:: DATA SUPPLIED ::
◇ ◇ ◇ ◇ ◇

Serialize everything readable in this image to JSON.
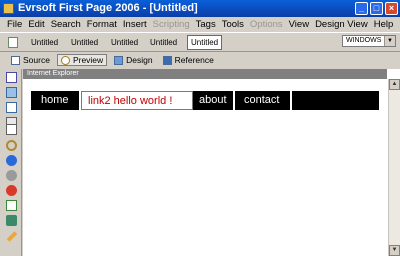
{
  "window": {
    "title": "Evrsoft First Page 2006 - [Untitled]"
  },
  "menu": [
    {
      "label": "File",
      "enabled": true
    },
    {
      "label": "Edit",
      "enabled": true
    },
    {
      "label": "Search",
      "enabled": true
    },
    {
      "label": "Format",
      "enabled": true
    },
    {
      "label": "Insert",
      "enabled": true
    },
    {
      "label": "Scripting",
      "enabled": false
    },
    {
      "label": "Tags",
      "enabled": true
    },
    {
      "label": "Tools",
      "enabled": true
    },
    {
      "label": "Options",
      "enabled": false
    },
    {
      "label": "View",
      "enabled": true
    },
    {
      "label": "Design View",
      "enabled": true
    },
    {
      "label": "Help",
      "enabled": true
    }
  ],
  "doc_tabs": [
    "Untitled",
    "Untitled",
    "Untitled",
    "Untitled",
    "Untitled"
  ],
  "doc_tab_active_index": 4,
  "encoding_select": {
    "value": "WINDOWS"
  },
  "view_tabs": [
    {
      "label": "Source",
      "icon": "document-icon"
    },
    {
      "label": "Preview",
      "icon": "magnifier-icon",
      "active": true
    },
    {
      "label": "Design",
      "icon": "monitor-icon"
    },
    {
      "label": "Reference",
      "icon": "book-icon"
    }
  ],
  "preview": {
    "browser_label": "Internet Explorer"
  },
  "site_nav": {
    "items": [
      {
        "label": "home",
        "selected": false
      },
      {
        "label": "link2 hello world !",
        "selected": true
      },
      {
        "label": "about",
        "selected": false
      },
      {
        "label": "contact",
        "selected": false
      }
    ],
    "colors": {
      "bar": "#000000",
      "text": "#ffffff",
      "selected_text": "#c00000"
    }
  },
  "left_tools": [
    "crosshair-icon",
    "image-icon",
    "table-icon",
    "form-icon",
    "text-icon",
    "zoom-icon",
    "back-icon",
    "forward-icon",
    "stop-icon",
    "refresh-icon",
    "pen-icon",
    "pencil-icon"
  ]
}
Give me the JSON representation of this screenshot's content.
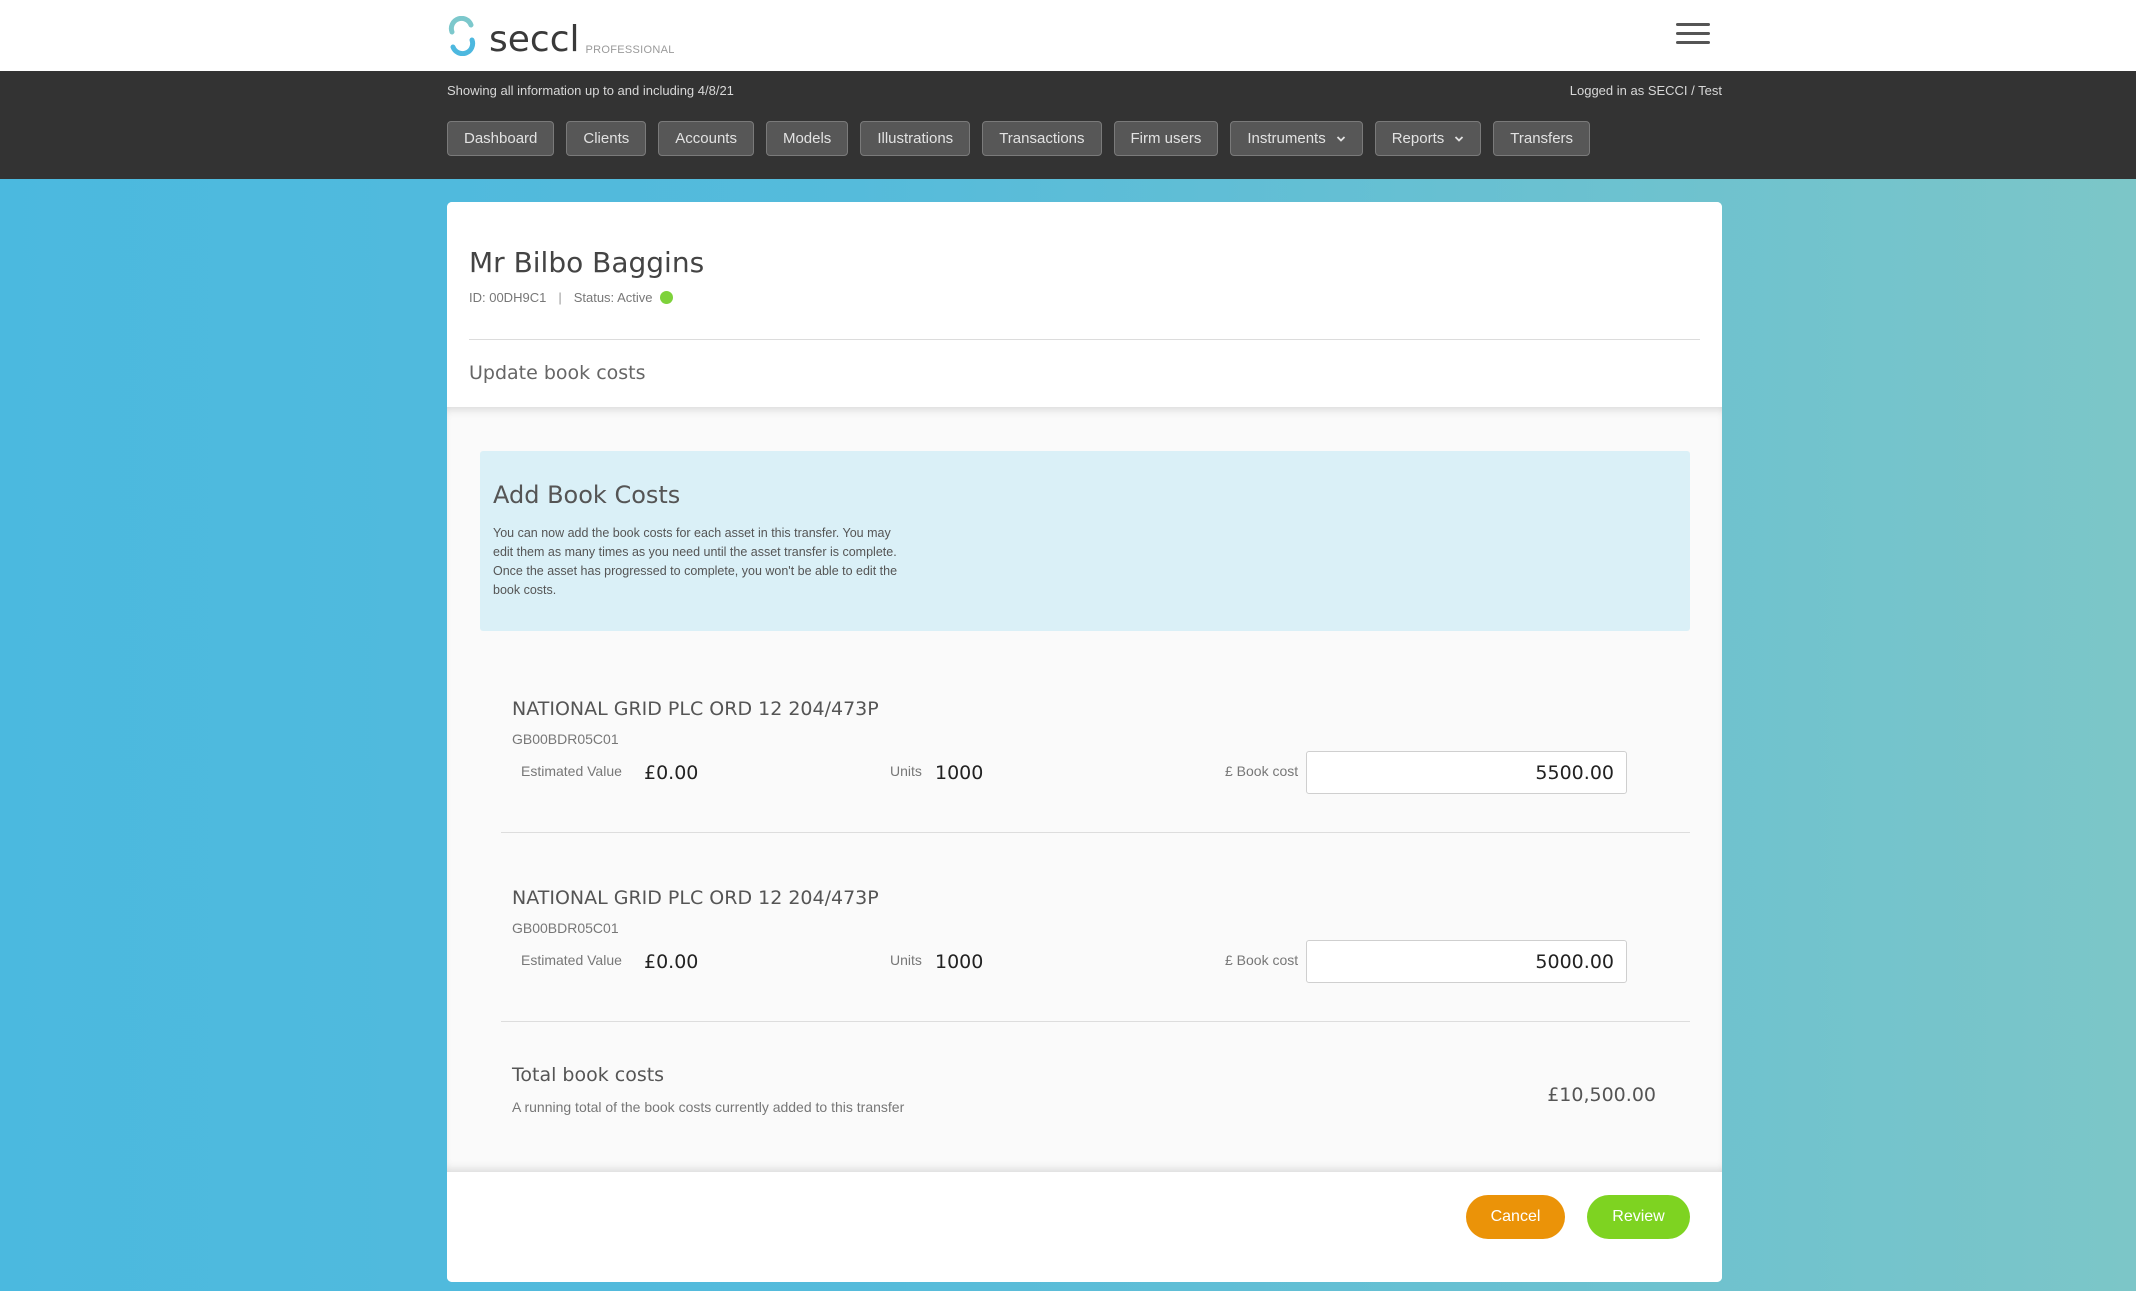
{
  "header": {
    "logo_text": "seccl",
    "logo_subtext": "PROFESSIONAL",
    "menu_icon": "hamburger-menu-icon"
  },
  "infobar": {
    "date_info": "Showing all information up to and including 4/8/21",
    "logged_in": "Logged in as SECCI / Test"
  },
  "nav": {
    "items": [
      {
        "label": "Dashboard",
        "dropdown": false
      },
      {
        "label": "Clients",
        "dropdown": false
      },
      {
        "label": "Accounts",
        "dropdown": false
      },
      {
        "label": "Models",
        "dropdown": false
      },
      {
        "label": "Illustrations",
        "dropdown": false
      },
      {
        "label": "Transactions",
        "dropdown": false
      },
      {
        "label": "Firm users",
        "dropdown": false
      },
      {
        "label": "Instruments",
        "dropdown": true
      },
      {
        "label": "Reports",
        "dropdown": true
      },
      {
        "label": "Transfers",
        "dropdown": false
      }
    ]
  },
  "client": {
    "name": "Mr Bilbo Baggins",
    "id_text": "ID: 00DH9C1",
    "separator": "|",
    "status_text": "Status: Active",
    "status_color": "#7ed23b"
  },
  "page": {
    "subtitle": "Update book costs"
  },
  "infobox": {
    "title": "Add Book Costs",
    "text": "You can now add the book costs for each asset in this transfer. You may edit them as many times as you need until the asset transfer is complete. Once the asset has progressed to complete, you won't be able to edit the book costs."
  },
  "assets": [
    {
      "name": "NATIONAL GRID PLC ORD 12 204/473P",
      "isin": "GB00BDR05C01",
      "estimated_value_label": "Estimated Value",
      "estimated_value": "£0.00",
      "units_label": "Units",
      "units": "1000",
      "book_cost_label": "£ Book cost",
      "book_cost": "5500.00"
    },
    {
      "name": "NATIONAL GRID PLC ORD 12 204/473P",
      "isin": "GB00BDR05C01",
      "estimated_value_label": "Estimated Value",
      "estimated_value": "£0.00",
      "units_label": "Units",
      "units": "1000",
      "book_cost_label": "£ Book cost",
      "book_cost": "5000.00"
    }
  ],
  "total": {
    "title": "Total book costs",
    "subtitle": "A running total of the book costs currently added to this transfer",
    "amount": "£10,500.00"
  },
  "actions": {
    "cancel_label": "Cancel",
    "review_label": "Review",
    "cancel_color": "#eb9308",
    "review_color": "#7ed321"
  }
}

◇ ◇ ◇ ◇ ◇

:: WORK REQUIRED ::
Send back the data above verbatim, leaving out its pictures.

:: WRITTEN RESPONSE ::
Serialize everything readable in this image to JSON.
{
  "window": {
    "title": "Evrsoft First Page 2006 - [Untitled]"
  },
  "menu": [
    {
      "label": "File",
      "enabled": true
    },
    {
      "label": "Edit",
      "enabled": true
    },
    {
      "label": "Search",
      "enabled": true
    },
    {
      "label": "Format",
      "enabled": true
    },
    {
      "label": "Insert",
      "enabled": true
    },
    {
      "label": "Scripting",
      "enabled": false
    },
    {
      "label": "Tags",
      "enabled": true
    },
    {
      "label": "Tools",
      "enabled": true
    },
    {
      "label": "Options",
      "enabled": false
    },
    {
      "label": "View",
      "enabled": true
    },
    {
      "label": "Design View",
      "enabled": true
    },
    {
      "label": "Help",
      "enabled": true
    }
  ],
  "doc_tabs": [
    "Untitled",
    "Untitled",
    "Untitled",
    "Untitled",
    "Untitled"
  ],
  "doc_tab_active_index": 4,
  "encoding_select": {
    "value": "WINDOWS"
  },
  "view_tabs": [
    {
      "label": "Source",
      "icon": "document-icon"
    },
    {
      "label": "Preview",
      "icon": "magnifier-icon",
      "active": true
    },
    {
      "label": "Design",
      "icon": "monitor-icon"
    },
    {
      "label": "Reference",
      "icon": "book-icon"
    }
  ],
  "preview": {
    "browser_label": "Internet Explorer"
  },
  "site_nav": {
    "items": [
      {
        "label": "home",
        "selected": false
      },
      {
        "label": "link2 hello world !",
        "selected": true
      },
      {
        "label": "about",
        "selected": false
      },
      {
        "label": "contact",
        "selected": false
      }
    ],
    "colors": {
      "bar": "#000000",
      "text": "#ffffff",
      "selected_text": "#c00000"
    }
  },
  "left_tools": [
    "crosshair-icon",
    "image-icon",
    "table-icon",
    "form-icon",
    "text-icon",
    "zoom-icon",
    "back-icon",
    "forward-icon",
    "stop-icon",
    "refresh-icon",
    "pen-icon",
    "pencil-icon"
  ]
}
Give me the JSON representation of this screenshot's content.
{
  "header": {
    "logo_text": "seccl",
    "logo_subtext": "PROFESSIONAL",
    "menu_icon": "hamburger-menu-icon"
  },
  "infobar": {
    "date_info": "Showing all information up to and including 4/8/21",
    "logged_in": "Logged in as SECCI / Test"
  },
  "nav": {
    "items": [
      {
        "label": "Dashboard",
        "dropdown": false
      },
      {
        "label": "Clients",
        "dropdown": false
      },
      {
        "label": "Accounts",
        "dropdown": false
      },
      {
        "label": "Models",
        "dropdown": false
      },
      {
        "label": "Illustrations",
        "dropdown": false
      },
      {
        "label": "Transactions",
        "dropdown": false
      },
      {
        "label": "Firm users",
        "dropdown": false
      },
      {
        "label": "Instruments",
        "dropdown": true
      },
      {
        "label": "Reports",
        "dropdown": true
      },
      {
        "label": "Transfers",
        "dropdown": false
      }
    ]
  },
  "client": {
    "name": "Mr Bilbo Baggins",
    "id_text": "ID: 00DH9C1",
    "separator": "|",
    "status_text": "Status: Active",
    "status_color": "#7ed23b"
  },
  "page": {
    "subtitle": "Update book costs"
  },
  "infobox": {
    "title": "Add Book Costs",
    "text": "You can now add the book costs for each asset in this transfer. You may edit them as many times as you need until the asset transfer is complete. Once the asset has progressed to complete, you won't be able to edit the book costs."
  },
  "assets": [
    {
      "name": "NATIONAL GRID PLC ORD 12 204/473P",
      "isin": "GB00BDR05C01",
      "estimated_value_label": "Estimated Value",
      "estimated_value": "£0.00",
      "units_label": "Units",
      "units": "1000",
      "book_cost_label": "£ Book cost",
      "book_cost": "5500.00"
    },
    {
      "name": "NATIONAL GRID PLC ORD 12 204/473P",
      "isin": "GB00BDR05C01",
      "estimated_value_label": "Estimated Value",
      "estimated_value": "£0.00",
      "units_label": "Units",
      "units": "1000",
      "book_cost_label": "£ Book cost",
      "book_cost": "5000.00"
    }
  ],
  "total": {
    "title": "Total book costs",
    "subtitle": "A running total of the book costs currently added to this transfer",
    "amount": "£10,500.00"
  },
  "actions": {
    "cancel_label": "Cancel",
    "review_label": "Review",
    "cancel_color": "#eb9308",
    "review_color": "#7ed321"
  }
}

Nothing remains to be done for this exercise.